Potential Directions for Federal Energy Efficiency Legislation

Blog Post | February 26, 2013 - 9:28 am
By R. Neal Elliott, Senior Director for Research

Today I have the privilege of testifying before the House Energy and Commerce Committee. My hope is that this is the beginning of a discussion that will lead to federal energy efficiency legislation later this year. Congress has a unique opportunity to strengthen our economy through energy efficiency, save the nation millions of dollars, and curb pollution. My testimony will illustrate the powerful benefits of this essential energy resource and discuss five areas of potential legislative action.

Appliance and equipment standards have been one of the greatest energy efficiency policy success stories of the last quarter-century. These standards have resulted in cumulative energy savings since 1987 of 3.4 quads in 2010, with the net present value of consumer savings from standards already in place set to save about $1.1 trillion through 2035.

Building energy codes are universally recognized as the easiest and most cost-effective way to help consumers save energy and money, making housing more affordable and reducing air pollution. DOE provides technical assistance to consumers and also assists states that are considering adopting these codes. We recommend that DOE set energy savings goals for model codes and expand its work to encourage and assist states to adopt and successfully implement these codes.

Building labeling and disclosure informs consumers so that they can make sound choices. Providing information about energy use in buildings, whether they are homes or commercial spaces, would not only allow consumers to make economically sound choices about ownership costs, but would also encourage investments that improve the energy efficiency of existing and new buildings.

A trained workforce is critical to the success of energy efficiency. Presently DOE has a very successful program, the Industrial Assessment Centers (IAC), to help train new energy efficiency engineers by working with university professors and their students to conduct energy audits of small to medium-sized manufacturing facilities. This program has been successfully operated since 1976. ACEEE has proposed expanding the IAC program in both size and scope to better meet the workforce and energy assessment needs of U.S. manufacturers. This program should also be expanded beyond the training of industrial engineers to include building engineers as well. ACEEE has developed a proposal, which we detailed in a conference paper in 2010.

Until recently, energy use in the industrial sector has received little policy attention. This situation has changed with the signing last August of President Obama’s executive order on industrial energy efficiency and combined heat and power plus the inclusion of manufacturing provisions in American Energy Manufacturing Technical Corrections Act of 2012 (H.R. 6582), which was enacted last December. We recommend three areas for action:

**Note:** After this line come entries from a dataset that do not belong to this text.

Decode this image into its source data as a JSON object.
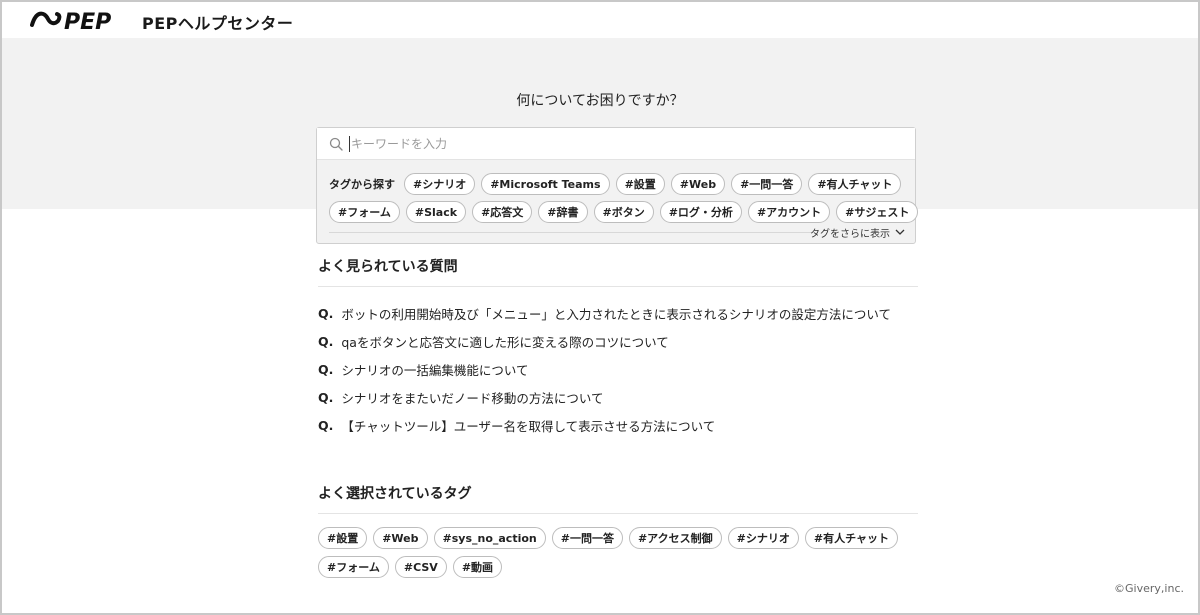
{
  "header": {
    "logo_text": "PEP",
    "brand": "PEPヘルプセンター"
  },
  "hero": {
    "title": "何についてお困りですか？"
  },
  "search": {
    "icon": "search-icon",
    "placeholder": "キーワードを入力",
    "value": ""
  },
  "tag_search": {
    "label": "タグから探す",
    "tags_row1": [
      "#シナリオ",
      "#Microsoft Teams",
      "#設置",
      "#Web",
      "#一問一答",
      "#有人チャット"
    ],
    "tags_row2": [
      "#フォーム",
      "#Slack",
      "#応答文",
      "#辞書",
      "#ボタン",
      "#ログ・分析",
      "#アカウント",
      "#サジェスト"
    ],
    "more_label": "タグをさらに表示",
    "more_icon": "chevron-down-icon"
  },
  "faq": {
    "title": "よく見られている質問",
    "q_prefix": "Q.",
    "items": [
      "ボットの利用開始時及び「メニュー」と入力されたときに表示されるシナリオの設定方法について",
      "qaをボタンと応答文に適した形に変える際のコツについて",
      "シナリオの一括編集機能について",
      "シナリオをまたいだノード移動の方法について",
      "【チャットツール】ユーザー名を取得して表示させる方法について"
    ]
  },
  "popular_tags": {
    "title": "よく選択されているタグ",
    "row1": [
      "#設置",
      "#Web",
      "#sys_no_action",
      "#一問一答",
      "#アクセス制御",
      "#シナリオ",
      "#有人チャット"
    ],
    "row2": [
      "#フォーム",
      "#CSV",
      "#動画"
    ]
  },
  "footer": {
    "copyright": "©Givery,inc."
  }
}
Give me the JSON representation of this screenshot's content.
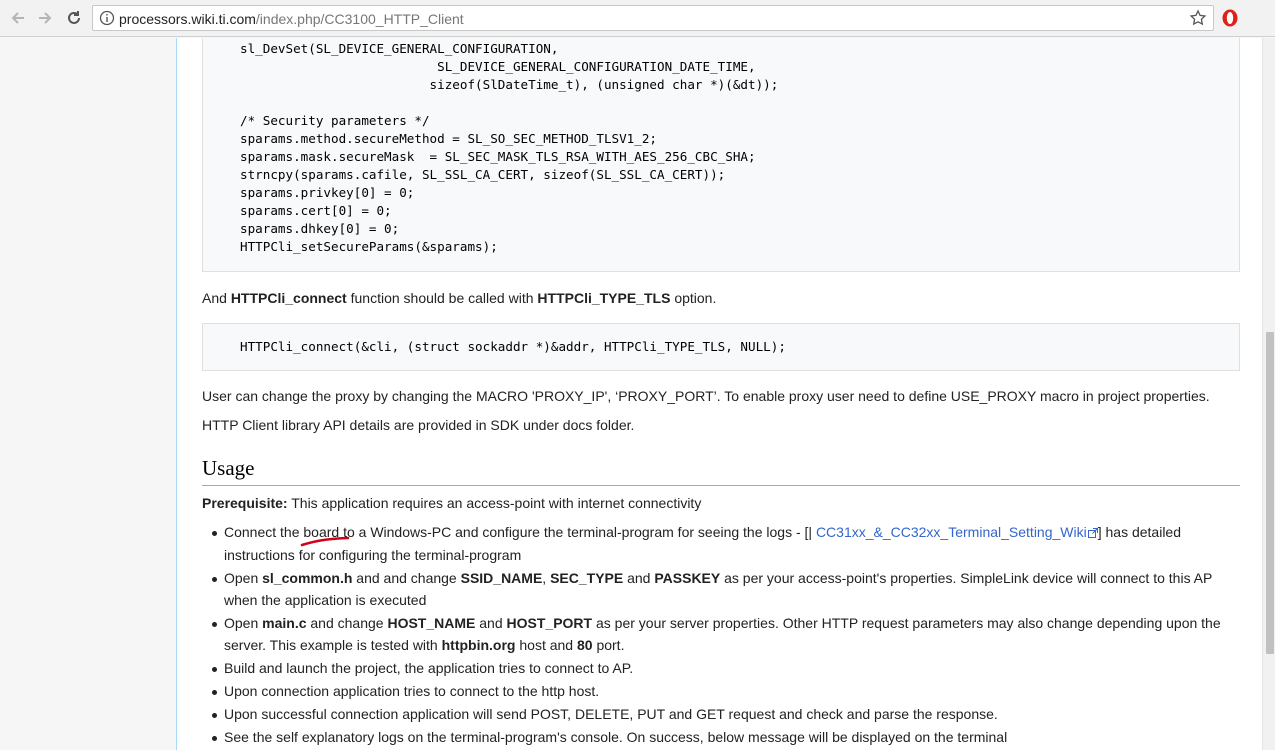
{
  "browser": {
    "url_host": "processors.wiki.ti.com",
    "url_path": "/index.php/CC3100_HTTP_Client"
  },
  "code_block_1": "sl_DevSet(SL_DEVICE_GENERAL_CONFIGURATION,\n                          SL_DEVICE_GENERAL_CONFIGURATION_DATE_TIME,\n                         sizeof(SlDateTime_t), (unsigned char *)(&dt));\n\n/* Security parameters */\nsparams.method.secureMethod = SL_SO_SEC_METHOD_TLSV1_2;\nsparams.mask.secureMask  = SL_SEC_MASK_TLS_RSA_WITH_AES_256_CBC_SHA;\nstrncpy(sparams.cafile, SL_SSL_CA_CERT, sizeof(SL_SSL_CA_CERT));\nsparams.privkey[0] = 0;\nsparams.cert[0] = 0;\nsparams.dhkey[0] = 0;\nHTTPCli_setSecureParams(&sparams);",
  "connect_para": {
    "t1": "And ",
    "b1": "HTTPCli_connect",
    "t2": " function should be called with ",
    "b2": "HTTPCli_TYPE_TLS",
    "t3": " option."
  },
  "code_block_2": "HTTPCli_connect(&cli, (struct sockaddr *)&addr, HTTPCli_TYPE_TLS, NULL);",
  "proxy_para": "User can change the proxy by changing the MACRO 'PROXY_IP', ‘PROXY_PORT’. To enable proxy user need to define USE_PROXY macro in project properties.",
  "api_para": "HTTP Client library API details are provided in SDK under docs folder.",
  "usage_heading": "Usage",
  "prereq": {
    "label": "Prerequisite:",
    "text": " This application requires an access-point with internet connectivity"
  },
  "steps": {
    "s1": {
      "t1": "Connect the board to a Windows-PC and configure the terminal-program for seeing the logs - [| ",
      "link": "CC31xx_&_CC32xx_Terminal_Setting_Wiki",
      "t2": "] has detailed instructions for configuring the terminal-program"
    },
    "s2": {
      "t1": "Open ",
      "b1": "sl_common.h",
      "t2": " and and change ",
      "b2": "SSID_NAME",
      "t3": ", ",
      "b3": "SEC_TYPE",
      "t4": " and ",
      "b4": "PASSKEY",
      "t5": " as per your access-point's properties. SimpleLink device will connect to this AP when the application is executed"
    },
    "s3": {
      "t1": "Open ",
      "b1": "main.c",
      "t2": " and change ",
      "b2": "HOST_NAME",
      "t3": " and ",
      "b3": "HOST_PORT",
      "t4": " as per your server properties. Other HTTP request parameters may also change depending upon the server. This example is tested with ",
      "b4": "httpbin.org",
      "t5": " host and ",
      "b5": "80",
      "t6": " port."
    },
    "s4": "Build and launch the project, the application tries to connect to AP.",
    "s5": "Upon connection application tries to connect to the http host.",
    "s6": "Upon successful connection application will send POST, DELETE, PUT and GET request and check and parse the response.",
    "s7": "See the self explanatory logs on the terminal-program's console. On success, below message will be displayed on the terminal"
  },
  "colors": {
    "link": "#3366cc",
    "annotation": "#d0021b",
    "opera_red": "#e0201b"
  }
}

  • Future of Industry: The industrial program at DOE has been the leading federal program focused on manufacturing and among the most successful federal research and deployment programs. This program, now renamed the Advanced Manufacturing Office (AMO), has unfortunately experienced a lack of leadership for over a decade. To help get this important program back on track, we suggest that an industrial technologies steering committee be created to build a strong working relationship between AMO and stakeholders, and AMO efforts should focus on an even mix of research and development and deployment programs that are responsive to the needs of the manufacturing sector.
  • Smart Manufacturing: Opportunities in industrial energy efficiency will come increasingly from the application of “intelligence” in manufacturing systems, as we discussed in our 2012 report on long-term energy efficiency trends. These developments are referred to as Smart Manufacturing. We suggest that a smart manufacturing program be established at DOE and that the program focus on developing the infrastructure needed to enable smart manufacturing across the country.
  • Energy Efficiency in Supply Chains: There is a growing consensus in the manufacturing community that it is important to deal with supply chain issues. Companies that are successful in making their supply chain more efficient would be rewarded with the Supply Star label, thus helping consumers make more informed purchasing decisions.

In addition to these topics, other witnesses will be talking about important potential areas of policy action including combined heat and power and energy efficiency in federal facilities.

It is exciting to consider the prospect of energy efficiency legislation in this new Congress.  I am encouraged that there is hope, particularly since the committee has taken the unusual step of inviting Senators Murkowski and Shaheen, both strong supporters of energy efficiency, to testify at the same hearing. This overture suggests perhaps that both houses of Congress are prepared to work together to help realize the opportunities that would result from greater energy efficiency.